One of our programmes at Valued Citizens Initiative, iCHOOSE Responsible Parenting, teaches family members how to nurture, love and support children so that they may grow into responsible adults who understand their family crests, live their families’ values and develop healthy relationships.
We believe it starts with a few simple principles that lead to what we call a “full love-tank”. These principles include showing respect to learn together; engaging children in conversations about your family life; sitting together and talking about what matters to you and your child; having fun to create beautiful memories; playing together, cooking together, and doing things that make you smile and laugh!
So, encourage your children to do their best. Make sure that everything you say is true and honest. Always say what you mean. Love your children for who they are and not what you may have wanted them to be.
There is more than one right and there is more than one wrong. As parents, we cannot limit ourselves to seeing the world in two colours.
We encourage family members to keep showing love so that everyone’s love-tank is always full. LOVE is a verb, a DOING word. It means you must not just tell your child “I love you”, but also show it through your actions.
Working with families in their homes we aim to reset the foundations of family structure, which makes it easier and more comfortable to express emotions and helps parents to be more affectionate, loving and involved.

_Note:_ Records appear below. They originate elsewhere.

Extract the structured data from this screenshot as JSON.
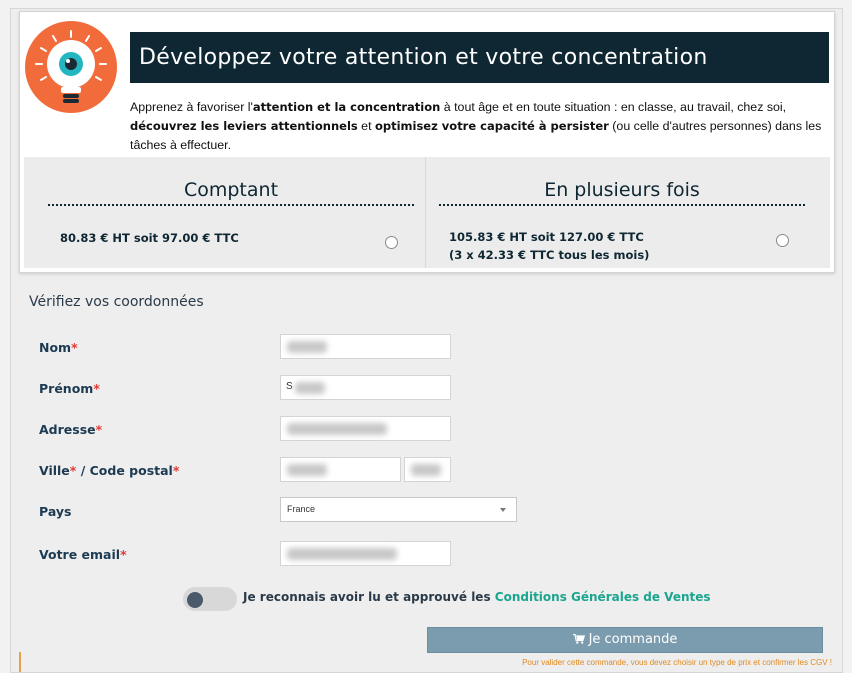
{
  "header": {
    "title": "Développez votre attention et votre concentration",
    "desc_parts": [
      "Apprenez à favoriser l'",
      "attention et la concentration",
      " à tout âge et en toute situation : en classe, au travail, chez soi, ",
      "découvrez les leviers attentionnels",
      " et ",
      "optimisez votre capacité à persister",
      " (ou celle d'autres personnes) dans les tâches à effectuer."
    ]
  },
  "pricing": {
    "cash": {
      "title": "Comptant",
      "line1": "80.83 € HT soit 97.00 € TTC"
    },
    "installments": {
      "title": "En plusieurs fois",
      "line1": "105.83 € HT soit 127.00 € TTC",
      "line2": "(3 x 42.33 € TTC tous les mois)"
    }
  },
  "form": {
    "title": "Vérifiez vos coordonnées",
    "labels": {
      "nom": "Nom",
      "prenom": "Prénom",
      "adresse": "Adresse",
      "ville": "Ville",
      "sep": " / ",
      "code_postal": "Code postal",
      "pays": "Pays",
      "email": "Votre email"
    },
    "required_mark": "*",
    "prenom_prefix": "S",
    "country_value": "France"
  },
  "cgv": {
    "text": "Je reconnais avoir lu et approuvé les ",
    "link": "Conditions Générales de Ventes"
  },
  "order": {
    "button_label": "Je commande",
    "warning": "Pour valider cette commande, vous devez choisir un type de prix et confirmer les CGV !"
  },
  "colors": {
    "title_bg": "#0f2733",
    "accent_link": "#1aa58f",
    "button": "#7b9cae",
    "warning": "#e08a21",
    "required": "#e53935"
  },
  "icons": {
    "logo": "eye-lightbulb-icon",
    "cart": "cart-icon",
    "select_caret": "chevron-down-icon"
  }
}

Taking it a step further, we need to encourage those women who have experienced the darker sides of life to keep telling their stories as a way of shining a light for those who are too afraid to speak up.
As communities, society and family members, we need to empower girls from an early age in ways that will make them less vulnerable when they find themselves in precarious situations. We need to give them the tools they need to realise and harness their true potential as individuals.
The strong woman narrative was born from women who endure the toughest situations imaginable and still come out stronger and better on the other side. In a sense, it is a narrative we should continue to encourage, specifically from the perspective of raising strong women who are confident and self-aware enough to be drivers of their own lives and not simply victims of circumstances.
Carole Podetti Ngono is the founder and managing director of Valued Citizens Initiative, an NGO founded in 2001 that focuses on developing citizenship education and essential life skills in public schools and communities